The Breakdown - Definitions to Assist

The Breakdown - Definitions to Assist

Autogating: Autogating is a mechanism that rapidly turns the system on and off to prevent excessive light from reaching the photocathode. This helps maintain a high-quality image in bright or fluctuating light conditions, preventing "blooming" which makes it hard to see around light sources.

Automatic Brightness Control (ABC): This feature automatically adjusts the voltages in the device to keep the brightness optimal, ensuring the image stays clear even when moving between dark and bright areas.

Biocular: A biocular system uses one objective lens and two ocular lenses. Both eyes share the same optical components, as seen in devices like the PVS-7s. This is different from binocular devices, which have separate optics for each eye.

Binocular: In a binocular system, each eye views through its own set of objective and ocular lenses, allowing for independent optical components per eye. An example of this type is RNVGs.

Black Spots/Dark Spots ("Blems"): These are imperfections in the image that appear as dark spots. They can be caused by debris during manufacturing or by external factors like high-intensity light sources.

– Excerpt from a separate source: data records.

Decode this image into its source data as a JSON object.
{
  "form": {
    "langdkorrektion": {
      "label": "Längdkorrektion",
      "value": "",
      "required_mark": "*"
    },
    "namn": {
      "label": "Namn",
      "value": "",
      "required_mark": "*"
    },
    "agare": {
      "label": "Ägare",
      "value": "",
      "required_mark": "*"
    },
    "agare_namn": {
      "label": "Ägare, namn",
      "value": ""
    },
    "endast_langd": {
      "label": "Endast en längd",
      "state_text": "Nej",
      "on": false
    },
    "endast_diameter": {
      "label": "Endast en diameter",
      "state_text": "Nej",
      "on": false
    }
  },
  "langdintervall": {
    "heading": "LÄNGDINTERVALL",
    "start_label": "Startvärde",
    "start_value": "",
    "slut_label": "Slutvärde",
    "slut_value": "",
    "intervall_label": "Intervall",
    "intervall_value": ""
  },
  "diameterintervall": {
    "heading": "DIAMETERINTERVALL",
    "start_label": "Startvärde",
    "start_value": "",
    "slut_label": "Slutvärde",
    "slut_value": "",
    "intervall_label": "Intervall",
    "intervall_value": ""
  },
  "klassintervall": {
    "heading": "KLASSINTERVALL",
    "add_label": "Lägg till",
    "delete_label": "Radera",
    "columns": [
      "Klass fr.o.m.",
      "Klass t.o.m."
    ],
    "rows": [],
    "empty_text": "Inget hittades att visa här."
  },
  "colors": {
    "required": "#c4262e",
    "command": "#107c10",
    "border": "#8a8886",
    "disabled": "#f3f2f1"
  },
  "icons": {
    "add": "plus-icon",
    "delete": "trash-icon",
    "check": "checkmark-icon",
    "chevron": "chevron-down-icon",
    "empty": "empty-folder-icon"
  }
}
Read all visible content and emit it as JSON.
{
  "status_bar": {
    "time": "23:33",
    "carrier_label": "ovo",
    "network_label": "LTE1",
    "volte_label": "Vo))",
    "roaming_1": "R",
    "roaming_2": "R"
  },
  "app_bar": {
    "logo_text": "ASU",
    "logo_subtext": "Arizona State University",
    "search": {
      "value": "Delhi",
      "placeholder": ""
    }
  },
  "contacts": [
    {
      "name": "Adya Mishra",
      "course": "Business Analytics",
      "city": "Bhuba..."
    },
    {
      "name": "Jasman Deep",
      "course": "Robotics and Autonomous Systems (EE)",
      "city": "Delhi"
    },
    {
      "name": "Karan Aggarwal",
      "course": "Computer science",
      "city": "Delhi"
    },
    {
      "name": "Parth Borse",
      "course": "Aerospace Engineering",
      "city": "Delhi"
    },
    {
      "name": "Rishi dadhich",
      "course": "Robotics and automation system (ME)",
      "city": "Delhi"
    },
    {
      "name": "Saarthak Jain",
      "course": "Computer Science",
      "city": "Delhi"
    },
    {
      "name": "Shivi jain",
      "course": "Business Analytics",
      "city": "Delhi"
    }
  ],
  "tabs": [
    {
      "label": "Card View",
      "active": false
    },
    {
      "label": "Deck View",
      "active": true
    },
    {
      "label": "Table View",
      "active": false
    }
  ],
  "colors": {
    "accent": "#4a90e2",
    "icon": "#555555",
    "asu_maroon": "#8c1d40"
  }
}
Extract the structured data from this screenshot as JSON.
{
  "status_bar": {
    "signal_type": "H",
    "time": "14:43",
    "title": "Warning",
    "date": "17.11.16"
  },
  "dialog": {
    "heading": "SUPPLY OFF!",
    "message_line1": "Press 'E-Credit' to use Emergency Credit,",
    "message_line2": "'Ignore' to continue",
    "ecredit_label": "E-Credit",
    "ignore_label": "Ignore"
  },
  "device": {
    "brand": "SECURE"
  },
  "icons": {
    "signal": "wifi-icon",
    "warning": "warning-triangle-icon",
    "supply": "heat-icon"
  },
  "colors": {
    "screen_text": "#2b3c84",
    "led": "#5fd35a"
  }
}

Blooming: Blooming occurs when a bright light source overloads the intensifier tube, creating a "halo" effect and whitening out parts of the image. It's more common in older generation devices.

Bright Spots: These are small, bright areas in the image caused by defects in the microchannel plate's film. They often disappear when the light is blocked.

Bright Spot Protection (BSP): This function reduces voltage to the photocathode under bright light conditions to protect the device and extend its life, although it may lower the resolution.

Chicken Wire or "fixed pattern noise": This refers to a pattern of dark lines that may appear across the image under bright conditions, typically forming hexagonal or square shapes.

Daylight Cover/Day Cap: A protective cover, often made of rubber, with a small pinhole to limit light exposure. It's used for training purposes to prevent damage when the device is not in use.

Diopter: A measurement of the refractive power of the lenses, adjusted to compensate for individual eyesight differences.

Distortion: This includes optical distortion, where lines at the field of view's edge appear curved, and manufacturing distortions in fiber optics that may affect the image.

Edge Glow: A defect causing a bright area in the peripheral view. Using a rubber eyecup can minimize this effect.

Emission Point: A persistent bright spot in the image that doesn't shift position. It indicates a need for system repair if it remains bright in all conditions.

Equivalent Background Illumination (EBI): The background light seen through the device when no external light hits the photocathode, affected by the device's temperature.

Eye Relief: The distance between the eyepiece and the user's eye that provides an optimal image.

Field of View (FOV): The total area visible through an optic device.

Figure of Merit (FOM): A rating that combines resolution and signal to noise ratio to measure tube performance.

Foot-lambert: A unit of brightness measurement, typically used to compare light conditions in testing environments.

Gain: The amount by which the device amplifies light. System gain takes into account losses from system components, and is essential for evaluating device performance.

Gallium Arsenide (GaAs): A material used in third-generation photocathodes, enhancing sensitivity and performance.

Generations of Night Vision: Describes the evolution from Generation 0 devices, which were basic and required external IR light, to Generation 3 devices, which use advanced technology for enhanced performance. Theoretical Generation 4 would involve improvements but is not officially recognized due to high failure rates in prototypes.

Interpupillary Adjustment: Adjusts the optics to fit the distance between a user's eyes, ensuring a clear and correctly shaped image.

Infrared Light: Light that is not visible to the naked eye, used in night vision to illuminate scenes without detectable light.

IR Illuminator: A device that emits infrared light to enhance night vision capabilities, often built into night vision devices.

Lp/mm (Line pairs per millimeter): A measure of the resolution of an image intensifier, indicating the clarity of the image.

MCP (Microchannel Plate): A component in Gen 2 and Gen 3 devices that amplifies electrons to enhance the image without the distortion seen in earlier generations.

Monocular: A single-channel optical device used for night vision, like the PVS-14.

Near Infrared (NIR): The part of the infrared spectrum closest to visible light, used in night vision.

Photocathode: The part of the device that converts light into an electronic signal, crucial for image intens

Back to blog

Leave a comment